What makes life worth living in the face of death? What do you do when the future, no longer a ladder toward your goals in life, flattens out into a perpetual present? What does it mean to have a child, to nurture a new life as another fades away?
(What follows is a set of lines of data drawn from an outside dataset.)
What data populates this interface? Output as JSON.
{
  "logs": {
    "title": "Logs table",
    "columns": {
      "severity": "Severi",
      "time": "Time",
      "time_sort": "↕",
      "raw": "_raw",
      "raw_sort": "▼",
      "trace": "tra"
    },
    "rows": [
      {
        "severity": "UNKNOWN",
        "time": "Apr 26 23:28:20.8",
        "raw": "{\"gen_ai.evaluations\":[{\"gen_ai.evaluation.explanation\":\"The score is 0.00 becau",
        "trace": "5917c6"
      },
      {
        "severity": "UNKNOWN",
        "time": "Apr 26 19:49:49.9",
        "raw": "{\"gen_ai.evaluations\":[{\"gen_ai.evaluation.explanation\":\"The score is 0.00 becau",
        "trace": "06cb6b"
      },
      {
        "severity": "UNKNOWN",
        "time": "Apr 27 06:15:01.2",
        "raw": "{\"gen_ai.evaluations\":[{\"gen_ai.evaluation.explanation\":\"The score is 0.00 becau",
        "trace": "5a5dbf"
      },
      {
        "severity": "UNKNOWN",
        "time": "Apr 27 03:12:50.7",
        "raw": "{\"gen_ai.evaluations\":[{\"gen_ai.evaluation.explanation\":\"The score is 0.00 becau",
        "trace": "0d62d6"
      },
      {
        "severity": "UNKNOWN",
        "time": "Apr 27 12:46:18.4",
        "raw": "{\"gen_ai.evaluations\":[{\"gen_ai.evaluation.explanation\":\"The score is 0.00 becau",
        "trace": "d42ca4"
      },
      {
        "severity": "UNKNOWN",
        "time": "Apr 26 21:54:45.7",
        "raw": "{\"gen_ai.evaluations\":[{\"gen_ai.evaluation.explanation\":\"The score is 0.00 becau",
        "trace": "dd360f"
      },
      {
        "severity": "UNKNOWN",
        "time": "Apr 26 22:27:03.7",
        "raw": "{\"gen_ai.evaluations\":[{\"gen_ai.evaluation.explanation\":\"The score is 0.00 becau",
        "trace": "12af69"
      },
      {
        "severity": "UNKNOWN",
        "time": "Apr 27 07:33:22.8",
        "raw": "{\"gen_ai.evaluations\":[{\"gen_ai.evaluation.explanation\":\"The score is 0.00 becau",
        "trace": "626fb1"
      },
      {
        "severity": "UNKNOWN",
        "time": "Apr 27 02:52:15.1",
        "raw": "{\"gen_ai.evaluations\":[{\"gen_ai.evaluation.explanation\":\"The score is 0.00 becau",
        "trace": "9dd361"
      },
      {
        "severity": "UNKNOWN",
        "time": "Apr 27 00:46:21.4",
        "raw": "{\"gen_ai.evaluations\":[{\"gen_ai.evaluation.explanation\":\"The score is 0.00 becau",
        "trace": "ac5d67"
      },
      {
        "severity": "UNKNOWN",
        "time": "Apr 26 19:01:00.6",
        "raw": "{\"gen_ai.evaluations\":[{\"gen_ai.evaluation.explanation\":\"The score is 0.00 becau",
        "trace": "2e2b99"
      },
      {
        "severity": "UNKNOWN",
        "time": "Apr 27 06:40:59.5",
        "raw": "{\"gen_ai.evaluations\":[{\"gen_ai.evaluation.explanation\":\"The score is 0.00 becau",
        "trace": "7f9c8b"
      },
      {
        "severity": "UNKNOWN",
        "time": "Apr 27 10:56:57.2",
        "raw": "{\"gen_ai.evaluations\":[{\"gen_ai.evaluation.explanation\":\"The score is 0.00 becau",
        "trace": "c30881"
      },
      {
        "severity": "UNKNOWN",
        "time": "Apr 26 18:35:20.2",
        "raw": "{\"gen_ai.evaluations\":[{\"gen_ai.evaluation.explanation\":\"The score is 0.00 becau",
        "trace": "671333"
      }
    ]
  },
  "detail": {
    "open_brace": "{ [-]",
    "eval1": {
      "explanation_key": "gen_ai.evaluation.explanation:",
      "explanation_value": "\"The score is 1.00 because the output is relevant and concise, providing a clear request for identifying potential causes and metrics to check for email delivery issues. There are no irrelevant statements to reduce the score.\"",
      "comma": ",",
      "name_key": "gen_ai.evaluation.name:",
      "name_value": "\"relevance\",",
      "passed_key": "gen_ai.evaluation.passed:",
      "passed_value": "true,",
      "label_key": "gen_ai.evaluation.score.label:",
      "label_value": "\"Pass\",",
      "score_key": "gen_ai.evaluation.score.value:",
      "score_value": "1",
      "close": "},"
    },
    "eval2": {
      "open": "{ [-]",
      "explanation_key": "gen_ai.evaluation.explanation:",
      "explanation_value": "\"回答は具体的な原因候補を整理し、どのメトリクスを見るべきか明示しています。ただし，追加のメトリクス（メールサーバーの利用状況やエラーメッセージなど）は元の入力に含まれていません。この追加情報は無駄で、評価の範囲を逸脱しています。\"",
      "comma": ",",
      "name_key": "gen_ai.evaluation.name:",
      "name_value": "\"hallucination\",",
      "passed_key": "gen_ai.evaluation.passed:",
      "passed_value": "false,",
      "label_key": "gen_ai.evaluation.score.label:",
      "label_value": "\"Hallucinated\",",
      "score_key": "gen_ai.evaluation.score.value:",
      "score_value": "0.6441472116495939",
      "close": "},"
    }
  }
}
These are some of the questions Kalanithi wrestles with in this profoundly moving, exquisitely observed memoir.
Paul Kalanithi died in March 2015, while working on this book, yet his words live on as a guide and a gift to us all. “I began to realize that coming face to face with my own mortality, in a sense, had changed nothing and everything,” he wrote. “Seven words from Samuel Beckett began to repeat in my head: ‘I can’t go on. I’ll go on.'” When Breath Becomes Air is an unforgettable, life-affirming reflection on the challenge of facing death and on the relationship between doctor and patient, from a brilliant writer who became both.
What shall we read next? (pick two)
- Thinking, Fast and Slow by Daniel Kahneman (35%, 6 Votes)
- Quiet by Susan Cain (29%, 5 Votes)
- Underland by Robert Macfarlane (24%, 4 Votes)
- The Man Who Mistook His Wife for a Hat by Oliver Sacks (6%, 1 Votes)
- When Breath Becomes Air by Paul Kalanithi (6%, 1 Votes)
Total Voters: 9